“It’s nice that they do the indoor market to extend the season,” Stone said. “It’s been fun to come to the Bath Market and meet new people and share products with new customers.”
Laetus Pullus Farm is also temporarily offering fresh turkeys in preparation for Thanksgiving. Stone said her meat is raised on pasture and with organic practices. She said that by raising her meat locally, it gives it a better taste.
“They’re out in the sun, eating bugs and aren’t confined,” she said. “It has a nice, moist, juicy flavor.”
Cathie Wood, founder of Vermillion Creek Honey Company, also said she uses organic practices for producing her products. She uses raw honey and beeswax to make natural skincare products.
“My daughter is the one who encouraged me to get into beekeeping,” Wood said. “They are fascinating creatures.”
Wood, a retired teacher, said she now uses her knowledge of beekeeping to create skincare products. She said honey is a natural antibacterial, and it supplies the skin with many antioxidants. She also said that beeswax protects the skin from toxins, provides hydration, and is full of Vitamin A.
She has several different products available including body cream, body scrub, lip balm and lotion. All of these beauty products can be mixed and matched in a gift box, a potential Christmas gift for loved ones in the community.
Jean Fierke is another market vendor that uses natural ingredients in her products. Chickadee ‘All Milk’ Soap provides soap out of goat milk that is sourced from Ingham County. She said Bath and the surrounding communities enjoy shopping locally and organically.

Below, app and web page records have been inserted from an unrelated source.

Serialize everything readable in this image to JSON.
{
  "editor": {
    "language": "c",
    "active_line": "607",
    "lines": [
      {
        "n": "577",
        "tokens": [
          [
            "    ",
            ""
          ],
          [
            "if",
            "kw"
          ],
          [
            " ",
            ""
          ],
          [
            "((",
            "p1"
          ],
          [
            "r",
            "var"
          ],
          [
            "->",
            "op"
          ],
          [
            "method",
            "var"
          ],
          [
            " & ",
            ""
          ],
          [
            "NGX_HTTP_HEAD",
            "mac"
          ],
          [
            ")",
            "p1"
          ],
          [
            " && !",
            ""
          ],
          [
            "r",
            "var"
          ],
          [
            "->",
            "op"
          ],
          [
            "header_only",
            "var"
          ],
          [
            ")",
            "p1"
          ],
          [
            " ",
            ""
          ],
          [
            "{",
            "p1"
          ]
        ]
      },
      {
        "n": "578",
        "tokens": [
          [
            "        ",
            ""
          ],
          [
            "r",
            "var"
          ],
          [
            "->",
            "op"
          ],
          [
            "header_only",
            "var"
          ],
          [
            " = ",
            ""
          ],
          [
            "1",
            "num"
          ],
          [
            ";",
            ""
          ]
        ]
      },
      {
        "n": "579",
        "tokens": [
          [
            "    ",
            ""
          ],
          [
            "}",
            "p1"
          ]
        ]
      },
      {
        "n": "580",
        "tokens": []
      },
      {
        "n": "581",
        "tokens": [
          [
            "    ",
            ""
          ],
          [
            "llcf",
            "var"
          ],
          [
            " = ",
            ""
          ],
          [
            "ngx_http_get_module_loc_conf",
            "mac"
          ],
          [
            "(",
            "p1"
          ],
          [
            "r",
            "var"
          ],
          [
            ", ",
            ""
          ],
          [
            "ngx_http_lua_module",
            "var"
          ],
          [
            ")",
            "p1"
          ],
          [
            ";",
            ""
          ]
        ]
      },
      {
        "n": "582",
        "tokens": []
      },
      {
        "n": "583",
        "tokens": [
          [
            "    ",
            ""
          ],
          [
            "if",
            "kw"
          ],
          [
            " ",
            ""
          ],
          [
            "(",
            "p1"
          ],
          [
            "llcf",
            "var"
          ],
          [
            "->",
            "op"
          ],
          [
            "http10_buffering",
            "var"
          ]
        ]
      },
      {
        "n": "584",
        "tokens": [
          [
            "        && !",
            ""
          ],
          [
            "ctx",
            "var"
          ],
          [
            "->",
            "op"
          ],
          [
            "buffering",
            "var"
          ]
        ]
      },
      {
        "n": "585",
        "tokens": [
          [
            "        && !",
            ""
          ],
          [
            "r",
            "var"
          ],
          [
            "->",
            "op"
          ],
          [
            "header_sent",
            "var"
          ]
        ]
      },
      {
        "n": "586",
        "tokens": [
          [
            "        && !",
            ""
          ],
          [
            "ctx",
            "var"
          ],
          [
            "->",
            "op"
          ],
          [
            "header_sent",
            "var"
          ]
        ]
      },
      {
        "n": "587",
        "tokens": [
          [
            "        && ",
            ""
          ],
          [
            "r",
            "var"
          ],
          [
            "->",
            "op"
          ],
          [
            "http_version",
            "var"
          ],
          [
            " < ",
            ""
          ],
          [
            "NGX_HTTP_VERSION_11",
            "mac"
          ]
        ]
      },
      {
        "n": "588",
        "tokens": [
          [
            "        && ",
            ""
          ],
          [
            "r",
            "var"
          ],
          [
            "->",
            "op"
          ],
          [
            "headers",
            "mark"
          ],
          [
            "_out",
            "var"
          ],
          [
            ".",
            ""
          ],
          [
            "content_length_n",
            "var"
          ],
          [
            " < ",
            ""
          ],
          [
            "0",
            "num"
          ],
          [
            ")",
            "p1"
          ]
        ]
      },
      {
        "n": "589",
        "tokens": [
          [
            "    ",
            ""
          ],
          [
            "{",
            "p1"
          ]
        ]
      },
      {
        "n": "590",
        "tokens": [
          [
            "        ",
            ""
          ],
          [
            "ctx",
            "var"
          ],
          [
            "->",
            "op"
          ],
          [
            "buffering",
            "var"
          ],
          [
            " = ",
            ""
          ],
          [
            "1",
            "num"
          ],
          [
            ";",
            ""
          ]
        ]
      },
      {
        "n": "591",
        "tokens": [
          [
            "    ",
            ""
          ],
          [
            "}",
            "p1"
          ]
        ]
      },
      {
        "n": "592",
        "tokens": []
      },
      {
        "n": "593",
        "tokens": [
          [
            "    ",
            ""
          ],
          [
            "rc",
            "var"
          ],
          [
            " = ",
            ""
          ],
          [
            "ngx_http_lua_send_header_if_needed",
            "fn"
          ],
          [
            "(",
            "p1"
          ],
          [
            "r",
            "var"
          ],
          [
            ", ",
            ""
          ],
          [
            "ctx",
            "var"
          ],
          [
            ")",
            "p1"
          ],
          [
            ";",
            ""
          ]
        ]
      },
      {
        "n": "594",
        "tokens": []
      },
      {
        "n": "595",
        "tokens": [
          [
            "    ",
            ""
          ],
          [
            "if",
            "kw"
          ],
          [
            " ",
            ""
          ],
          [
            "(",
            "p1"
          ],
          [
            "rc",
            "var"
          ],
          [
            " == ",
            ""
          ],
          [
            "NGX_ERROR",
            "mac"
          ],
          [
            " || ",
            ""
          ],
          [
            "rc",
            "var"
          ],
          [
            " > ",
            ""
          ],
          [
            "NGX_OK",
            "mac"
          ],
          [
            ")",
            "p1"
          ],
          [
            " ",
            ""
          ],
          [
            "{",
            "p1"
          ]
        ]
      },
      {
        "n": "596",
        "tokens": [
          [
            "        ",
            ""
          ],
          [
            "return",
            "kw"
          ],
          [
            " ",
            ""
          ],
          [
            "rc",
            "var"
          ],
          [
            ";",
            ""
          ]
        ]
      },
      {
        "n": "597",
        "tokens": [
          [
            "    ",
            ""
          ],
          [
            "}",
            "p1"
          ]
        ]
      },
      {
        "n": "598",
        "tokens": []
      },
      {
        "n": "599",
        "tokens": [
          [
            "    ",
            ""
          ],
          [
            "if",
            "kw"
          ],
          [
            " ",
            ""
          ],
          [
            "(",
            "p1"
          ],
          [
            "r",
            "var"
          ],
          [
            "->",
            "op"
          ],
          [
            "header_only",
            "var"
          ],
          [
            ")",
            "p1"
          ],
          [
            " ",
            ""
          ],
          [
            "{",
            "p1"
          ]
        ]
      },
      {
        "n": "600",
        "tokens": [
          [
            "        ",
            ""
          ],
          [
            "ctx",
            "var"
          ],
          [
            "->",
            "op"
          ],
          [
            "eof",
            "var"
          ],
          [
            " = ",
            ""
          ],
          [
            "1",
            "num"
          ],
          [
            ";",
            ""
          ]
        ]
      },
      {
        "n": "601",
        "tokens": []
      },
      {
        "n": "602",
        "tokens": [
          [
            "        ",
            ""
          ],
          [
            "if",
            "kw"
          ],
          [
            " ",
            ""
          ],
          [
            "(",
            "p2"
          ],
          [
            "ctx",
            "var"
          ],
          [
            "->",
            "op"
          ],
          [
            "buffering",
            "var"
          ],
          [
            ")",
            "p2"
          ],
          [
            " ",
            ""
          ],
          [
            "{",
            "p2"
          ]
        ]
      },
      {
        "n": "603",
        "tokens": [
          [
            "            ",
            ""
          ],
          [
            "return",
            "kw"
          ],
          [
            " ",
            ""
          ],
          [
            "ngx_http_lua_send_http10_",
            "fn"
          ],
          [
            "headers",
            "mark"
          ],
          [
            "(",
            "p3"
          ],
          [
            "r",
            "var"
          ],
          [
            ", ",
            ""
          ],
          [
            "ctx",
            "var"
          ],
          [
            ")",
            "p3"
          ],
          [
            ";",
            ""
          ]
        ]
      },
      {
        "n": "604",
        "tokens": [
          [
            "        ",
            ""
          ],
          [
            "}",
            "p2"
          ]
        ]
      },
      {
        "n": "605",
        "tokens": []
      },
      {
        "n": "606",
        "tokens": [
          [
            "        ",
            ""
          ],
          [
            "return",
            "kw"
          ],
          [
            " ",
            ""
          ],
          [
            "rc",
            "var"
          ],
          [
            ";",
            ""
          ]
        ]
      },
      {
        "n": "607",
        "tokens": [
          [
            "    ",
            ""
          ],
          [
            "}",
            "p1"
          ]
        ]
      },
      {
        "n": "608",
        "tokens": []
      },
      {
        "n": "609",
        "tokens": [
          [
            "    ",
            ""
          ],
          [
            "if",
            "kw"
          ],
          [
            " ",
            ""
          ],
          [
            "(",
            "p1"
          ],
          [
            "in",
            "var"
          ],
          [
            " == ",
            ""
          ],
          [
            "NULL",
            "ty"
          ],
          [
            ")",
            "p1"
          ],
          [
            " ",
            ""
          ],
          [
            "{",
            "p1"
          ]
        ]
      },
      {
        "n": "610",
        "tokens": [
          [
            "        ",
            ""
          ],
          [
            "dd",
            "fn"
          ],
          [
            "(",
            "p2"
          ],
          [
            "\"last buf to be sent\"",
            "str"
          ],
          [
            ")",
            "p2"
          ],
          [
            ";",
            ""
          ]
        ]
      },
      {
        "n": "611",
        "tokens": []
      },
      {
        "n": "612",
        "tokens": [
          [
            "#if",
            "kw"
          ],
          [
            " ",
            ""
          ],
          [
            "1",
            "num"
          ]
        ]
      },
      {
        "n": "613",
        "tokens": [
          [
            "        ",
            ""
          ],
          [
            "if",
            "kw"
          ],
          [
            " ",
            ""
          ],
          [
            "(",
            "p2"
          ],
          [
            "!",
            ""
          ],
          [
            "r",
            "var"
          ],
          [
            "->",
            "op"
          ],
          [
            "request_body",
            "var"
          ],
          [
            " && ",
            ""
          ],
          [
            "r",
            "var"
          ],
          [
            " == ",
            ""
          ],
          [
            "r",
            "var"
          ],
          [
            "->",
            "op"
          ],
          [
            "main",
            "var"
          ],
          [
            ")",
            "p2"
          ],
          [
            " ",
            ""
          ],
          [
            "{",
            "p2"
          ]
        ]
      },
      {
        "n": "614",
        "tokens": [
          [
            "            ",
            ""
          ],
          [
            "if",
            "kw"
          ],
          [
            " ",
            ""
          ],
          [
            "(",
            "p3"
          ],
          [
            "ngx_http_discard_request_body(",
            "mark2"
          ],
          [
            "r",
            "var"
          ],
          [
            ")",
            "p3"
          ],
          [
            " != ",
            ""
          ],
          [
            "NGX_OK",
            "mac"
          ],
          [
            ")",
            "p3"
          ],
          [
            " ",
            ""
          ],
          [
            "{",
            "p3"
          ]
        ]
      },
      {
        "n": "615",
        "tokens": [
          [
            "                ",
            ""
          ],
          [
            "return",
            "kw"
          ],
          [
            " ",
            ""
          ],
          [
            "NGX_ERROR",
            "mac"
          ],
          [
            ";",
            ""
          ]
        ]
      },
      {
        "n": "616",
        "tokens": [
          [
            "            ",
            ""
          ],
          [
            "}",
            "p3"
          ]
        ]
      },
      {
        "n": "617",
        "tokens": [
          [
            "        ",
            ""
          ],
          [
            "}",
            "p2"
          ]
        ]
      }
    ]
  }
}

“We are very conscientious, earth-friendly folks,” Fierke said.
Not everyone grew up in Bath, yet people from all over come to participate in the market and appreciate the local businesses. Alice Koerner recently moved to Bath from New Jersey, and she said she is a strong supporter of local markets.
“It’s more important to shop local for your own health and the community’s,” Koerner said. “We are taught to consume, consume, consume, and I’m doing that, just locally.”
In past years, the market has stayed open all winter long. Market manager Tom Straka said that this year they are shortening the winter market to just November and December. This is due to growing seasons and product availability.
“Right after the holidays is a good time to cut it off,” Straka said. “Then we’ll be back open in May.”
As the holiday season begins, the Bath Community Center will be hosting a holiday market on Dec. 19 that will include cookie decorating and a visit from Santa Claus. Additional one-time vendors will also be present to participate.